Stored entries
*** Block opens ***

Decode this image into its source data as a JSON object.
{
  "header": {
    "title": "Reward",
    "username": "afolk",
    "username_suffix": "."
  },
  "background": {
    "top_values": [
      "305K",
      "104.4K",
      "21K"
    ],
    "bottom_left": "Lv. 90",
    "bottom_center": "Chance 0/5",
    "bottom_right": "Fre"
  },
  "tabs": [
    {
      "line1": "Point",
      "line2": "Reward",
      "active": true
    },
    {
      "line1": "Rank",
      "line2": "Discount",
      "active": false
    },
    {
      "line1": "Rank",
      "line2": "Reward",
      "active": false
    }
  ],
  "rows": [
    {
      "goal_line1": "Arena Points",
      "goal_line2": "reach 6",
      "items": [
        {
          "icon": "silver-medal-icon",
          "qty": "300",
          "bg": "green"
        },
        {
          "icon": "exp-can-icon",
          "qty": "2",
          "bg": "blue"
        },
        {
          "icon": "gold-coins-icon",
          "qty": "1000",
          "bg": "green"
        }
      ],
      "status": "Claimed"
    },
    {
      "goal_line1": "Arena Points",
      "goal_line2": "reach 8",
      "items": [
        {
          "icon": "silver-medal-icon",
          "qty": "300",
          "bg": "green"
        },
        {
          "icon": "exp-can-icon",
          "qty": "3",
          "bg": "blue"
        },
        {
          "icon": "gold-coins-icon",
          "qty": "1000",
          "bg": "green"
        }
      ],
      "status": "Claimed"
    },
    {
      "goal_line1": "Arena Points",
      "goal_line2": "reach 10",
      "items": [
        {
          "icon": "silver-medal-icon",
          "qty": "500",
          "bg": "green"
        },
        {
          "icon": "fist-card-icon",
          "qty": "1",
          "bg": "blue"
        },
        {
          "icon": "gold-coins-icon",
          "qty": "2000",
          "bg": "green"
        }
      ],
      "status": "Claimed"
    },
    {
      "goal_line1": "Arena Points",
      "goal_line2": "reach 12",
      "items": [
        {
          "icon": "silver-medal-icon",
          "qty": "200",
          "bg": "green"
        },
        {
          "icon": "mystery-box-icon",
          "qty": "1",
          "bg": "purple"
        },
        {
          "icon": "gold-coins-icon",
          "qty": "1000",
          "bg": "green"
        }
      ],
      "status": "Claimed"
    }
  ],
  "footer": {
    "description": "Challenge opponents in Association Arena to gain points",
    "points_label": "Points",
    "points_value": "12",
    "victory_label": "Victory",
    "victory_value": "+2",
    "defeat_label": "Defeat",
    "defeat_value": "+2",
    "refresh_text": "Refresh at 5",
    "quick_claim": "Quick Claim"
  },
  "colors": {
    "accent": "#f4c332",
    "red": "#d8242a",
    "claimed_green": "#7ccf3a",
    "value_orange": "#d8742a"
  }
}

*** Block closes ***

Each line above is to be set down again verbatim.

_Written reply_:
Decode this image into its source data as a JSON object.
{
  "header": {
    "title": "Reward",
    "username": "afolk",
    "username_suffix": "."
  },
  "background": {
    "top_values": [
      "305K",
      "104.4K",
      "21K"
    ],
    "bottom_left": "Lv. 90",
    "bottom_center": "Chance 0/5",
    "bottom_right": "Fre"
  },
  "tabs": [
    {
      "line1": "Point",
      "line2": "Reward",
      "active": true
    },
    {
      "line1": "Rank",
      "line2": "Discount",
      "active": false
    },
    {
      "line1": "Rank",
      "line2": "Reward",
      "active": false
    }
  ],
  "rows": [
    {
      "goal_line1": "Arena Points",
      "goal_line2": "reach 6",
      "items": [
        {
          "icon": "silver-medal-icon",
          "qty": "300",
          "bg": "green"
        },
        {
          "icon": "exp-can-icon",
          "qty": "2",
          "bg": "blue"
        },
        {
          "icon": "gold-coins-icon",
          "qty": "1000",
          "bg": "green"
        }
      ],
      "status": "Claimed"
    },
    {
      "goal_line1": "Arena Points",
      "goal_line2": "reach 8",
      "items": [
        {
          "icon": "silver-medal-icon",
          "qty": "300",
          "bg": "green"
        },
        {
          "icon": "exp-can-icon",
          "qty": "3",
          "bg": "blue"
        },
        {
          "icon": "gold-coins-icon",
          "qty": "1000",
          "bg": "green"
        }
      ],
      "status": "Claimed"
    },
    {
      "goal_line1": "Arena Points",
      "goal_line2": "reach 10",
      "items": [
        {
          "icon": "silver-medal-icon",
          "qty": "500",
          "bg": "green"
        },
        {
          "icon": "fist-card-icon",
          "qty": "1",
          "bg": "blue"
        },
        {
          "icon": "gold-coins-icon",
          "qty": "2000",
          "bg": "green"
        }
      ],
      "status": "Claimed"
    },
    {
      "goal_line1": "Arena Points",
      "goal_line2": "reach 12",
      "items": [
        {
          "icon": "silver-medal-icon",
          "qty": "200",
          "bg": "green"
        },
        {
          "icon": "mystery-box-icon",
          "qty": "1",
          "bg": "purple"
        },
        {
          "icon": "gold-coins-icon",
          "qty": "1000",
          "bg": "green"
        }
      ],
      "status": "Claimed"
    }
  ],
  "footer": {
    "description": "Challenge opponents in Association Arena to gain points",
    "points_label": "Points",
    "points_value": "12",
    "victory_label": "Victory",
    "victory_value": "+2",
    "defeat_label": "Defeat",
    "defeat_value": "+2",
    "refresh_text": "Refresh at 5",
    "quick_claim": "Quick Claim"
  },
  "colors": {
    "accent": "#f4c332",
    "red": "#d8242a",
    "claimed_green": "#7ccf3a",
    "value_orange": "#d8742a"
  }
}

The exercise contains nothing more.